### Input data:
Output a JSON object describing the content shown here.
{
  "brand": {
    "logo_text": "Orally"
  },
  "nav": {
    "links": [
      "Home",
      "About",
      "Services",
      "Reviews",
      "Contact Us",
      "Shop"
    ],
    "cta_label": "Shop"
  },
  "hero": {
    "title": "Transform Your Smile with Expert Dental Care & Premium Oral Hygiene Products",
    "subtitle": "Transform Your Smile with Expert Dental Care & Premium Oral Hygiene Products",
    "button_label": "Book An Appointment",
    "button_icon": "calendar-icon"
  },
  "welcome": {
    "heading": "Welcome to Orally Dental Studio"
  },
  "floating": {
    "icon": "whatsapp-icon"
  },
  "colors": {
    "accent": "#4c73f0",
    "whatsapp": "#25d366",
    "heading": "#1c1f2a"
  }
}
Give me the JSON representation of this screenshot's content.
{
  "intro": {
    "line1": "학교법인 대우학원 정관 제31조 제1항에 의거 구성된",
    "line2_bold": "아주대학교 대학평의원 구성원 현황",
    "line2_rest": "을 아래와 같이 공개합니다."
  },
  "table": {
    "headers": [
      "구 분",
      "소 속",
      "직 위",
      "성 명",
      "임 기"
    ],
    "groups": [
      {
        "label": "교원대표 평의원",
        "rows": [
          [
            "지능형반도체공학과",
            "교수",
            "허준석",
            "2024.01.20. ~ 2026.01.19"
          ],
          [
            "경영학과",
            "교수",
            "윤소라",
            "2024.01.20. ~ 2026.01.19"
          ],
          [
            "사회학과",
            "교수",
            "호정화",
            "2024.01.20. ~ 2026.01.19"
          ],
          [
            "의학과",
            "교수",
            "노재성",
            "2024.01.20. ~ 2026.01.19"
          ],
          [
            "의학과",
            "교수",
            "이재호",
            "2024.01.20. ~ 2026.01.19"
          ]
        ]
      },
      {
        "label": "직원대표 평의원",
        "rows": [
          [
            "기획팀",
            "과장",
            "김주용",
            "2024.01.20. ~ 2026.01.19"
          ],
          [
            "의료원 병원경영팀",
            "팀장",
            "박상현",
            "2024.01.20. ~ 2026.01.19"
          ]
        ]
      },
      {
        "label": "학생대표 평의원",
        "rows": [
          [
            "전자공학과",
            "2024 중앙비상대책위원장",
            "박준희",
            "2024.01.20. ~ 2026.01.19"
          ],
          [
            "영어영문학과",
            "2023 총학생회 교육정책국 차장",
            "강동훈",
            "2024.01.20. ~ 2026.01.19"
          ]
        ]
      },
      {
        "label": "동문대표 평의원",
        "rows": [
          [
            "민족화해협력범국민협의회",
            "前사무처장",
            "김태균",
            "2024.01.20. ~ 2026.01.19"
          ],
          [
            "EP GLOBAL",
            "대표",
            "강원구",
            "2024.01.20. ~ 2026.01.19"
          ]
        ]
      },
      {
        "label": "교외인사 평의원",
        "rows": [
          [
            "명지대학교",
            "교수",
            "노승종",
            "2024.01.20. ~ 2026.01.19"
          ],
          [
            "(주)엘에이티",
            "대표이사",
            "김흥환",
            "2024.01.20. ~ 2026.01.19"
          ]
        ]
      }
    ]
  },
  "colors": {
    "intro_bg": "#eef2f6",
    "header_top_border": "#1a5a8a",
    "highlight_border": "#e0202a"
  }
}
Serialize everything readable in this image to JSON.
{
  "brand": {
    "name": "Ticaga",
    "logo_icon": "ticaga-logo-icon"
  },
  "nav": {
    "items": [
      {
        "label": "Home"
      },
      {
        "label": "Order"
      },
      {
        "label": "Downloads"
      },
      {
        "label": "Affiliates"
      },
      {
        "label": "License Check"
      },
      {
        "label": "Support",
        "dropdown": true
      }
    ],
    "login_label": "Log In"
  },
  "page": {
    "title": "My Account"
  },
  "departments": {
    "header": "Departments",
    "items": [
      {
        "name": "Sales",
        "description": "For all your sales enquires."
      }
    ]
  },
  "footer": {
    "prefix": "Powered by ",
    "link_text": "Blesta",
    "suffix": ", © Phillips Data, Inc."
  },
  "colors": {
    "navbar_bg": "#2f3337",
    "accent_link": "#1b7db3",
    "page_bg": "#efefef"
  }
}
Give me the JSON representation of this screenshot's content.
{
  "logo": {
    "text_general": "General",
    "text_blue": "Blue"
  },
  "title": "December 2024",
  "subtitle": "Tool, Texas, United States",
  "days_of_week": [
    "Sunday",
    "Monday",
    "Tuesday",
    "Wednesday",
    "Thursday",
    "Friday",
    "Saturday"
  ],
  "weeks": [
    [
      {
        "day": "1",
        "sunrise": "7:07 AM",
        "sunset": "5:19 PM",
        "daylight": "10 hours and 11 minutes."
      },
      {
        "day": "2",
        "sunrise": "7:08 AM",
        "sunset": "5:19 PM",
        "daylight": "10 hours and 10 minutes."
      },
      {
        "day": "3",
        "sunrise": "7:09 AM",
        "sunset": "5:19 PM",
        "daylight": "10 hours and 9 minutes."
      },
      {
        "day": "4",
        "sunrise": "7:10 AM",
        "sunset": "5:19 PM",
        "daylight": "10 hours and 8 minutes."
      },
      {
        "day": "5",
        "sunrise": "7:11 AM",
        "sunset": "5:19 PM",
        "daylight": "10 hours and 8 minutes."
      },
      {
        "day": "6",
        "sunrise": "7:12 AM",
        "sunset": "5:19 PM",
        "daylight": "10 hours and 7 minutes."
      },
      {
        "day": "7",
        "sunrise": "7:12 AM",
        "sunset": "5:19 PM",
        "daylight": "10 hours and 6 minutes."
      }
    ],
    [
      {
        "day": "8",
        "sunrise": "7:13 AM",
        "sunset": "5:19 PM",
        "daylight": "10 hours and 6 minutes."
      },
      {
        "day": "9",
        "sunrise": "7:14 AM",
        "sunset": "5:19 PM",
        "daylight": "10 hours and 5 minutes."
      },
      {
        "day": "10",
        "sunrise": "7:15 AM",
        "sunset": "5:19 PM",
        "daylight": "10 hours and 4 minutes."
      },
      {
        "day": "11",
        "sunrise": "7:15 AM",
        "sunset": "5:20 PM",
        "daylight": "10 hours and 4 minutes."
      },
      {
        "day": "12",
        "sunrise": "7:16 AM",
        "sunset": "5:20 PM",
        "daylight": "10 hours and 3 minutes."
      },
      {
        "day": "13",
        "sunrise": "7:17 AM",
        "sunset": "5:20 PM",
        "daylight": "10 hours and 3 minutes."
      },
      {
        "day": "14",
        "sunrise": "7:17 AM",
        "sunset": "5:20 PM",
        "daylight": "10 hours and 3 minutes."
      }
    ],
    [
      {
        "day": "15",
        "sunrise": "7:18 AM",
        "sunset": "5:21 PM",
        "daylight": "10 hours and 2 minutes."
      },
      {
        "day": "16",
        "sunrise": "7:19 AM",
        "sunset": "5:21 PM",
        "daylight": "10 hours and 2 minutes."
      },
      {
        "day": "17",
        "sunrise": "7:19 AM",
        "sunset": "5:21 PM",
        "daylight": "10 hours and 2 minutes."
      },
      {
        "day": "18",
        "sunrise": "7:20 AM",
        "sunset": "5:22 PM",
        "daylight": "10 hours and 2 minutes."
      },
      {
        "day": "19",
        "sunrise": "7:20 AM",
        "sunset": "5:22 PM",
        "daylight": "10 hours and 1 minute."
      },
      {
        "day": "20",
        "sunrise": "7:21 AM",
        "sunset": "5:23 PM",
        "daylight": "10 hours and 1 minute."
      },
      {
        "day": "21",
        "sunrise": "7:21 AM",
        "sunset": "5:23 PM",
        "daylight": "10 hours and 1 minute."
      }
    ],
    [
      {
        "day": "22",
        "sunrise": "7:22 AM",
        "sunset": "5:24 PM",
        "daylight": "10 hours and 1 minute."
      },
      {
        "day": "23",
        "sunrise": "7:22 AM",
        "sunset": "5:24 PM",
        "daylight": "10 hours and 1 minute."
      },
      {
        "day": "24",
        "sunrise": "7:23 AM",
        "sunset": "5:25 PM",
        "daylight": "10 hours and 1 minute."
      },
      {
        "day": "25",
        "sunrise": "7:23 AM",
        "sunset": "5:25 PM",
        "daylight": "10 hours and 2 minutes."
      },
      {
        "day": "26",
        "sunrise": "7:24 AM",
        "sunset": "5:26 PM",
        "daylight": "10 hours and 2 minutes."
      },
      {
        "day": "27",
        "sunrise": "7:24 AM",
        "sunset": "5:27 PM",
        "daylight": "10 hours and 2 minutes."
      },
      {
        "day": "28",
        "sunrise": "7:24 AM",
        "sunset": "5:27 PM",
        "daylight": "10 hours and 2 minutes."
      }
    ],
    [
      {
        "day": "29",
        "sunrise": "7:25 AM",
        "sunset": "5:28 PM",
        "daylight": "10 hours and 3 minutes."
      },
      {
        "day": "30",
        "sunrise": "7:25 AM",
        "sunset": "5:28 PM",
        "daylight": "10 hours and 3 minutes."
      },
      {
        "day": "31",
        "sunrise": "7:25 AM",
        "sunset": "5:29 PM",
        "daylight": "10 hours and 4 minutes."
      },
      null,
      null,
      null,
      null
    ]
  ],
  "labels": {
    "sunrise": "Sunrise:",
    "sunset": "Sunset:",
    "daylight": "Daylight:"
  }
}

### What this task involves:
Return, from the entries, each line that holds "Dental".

### Result:
    "title": "Transform Your Smile with Expert Dental Care & Premium Oral Hygiene Products",
    "subtitle": "Transform Your Smile with Expert Dental Care & Premium Oral Hygiene Products",
    "heading": "Welcome to Orally Dental Studio"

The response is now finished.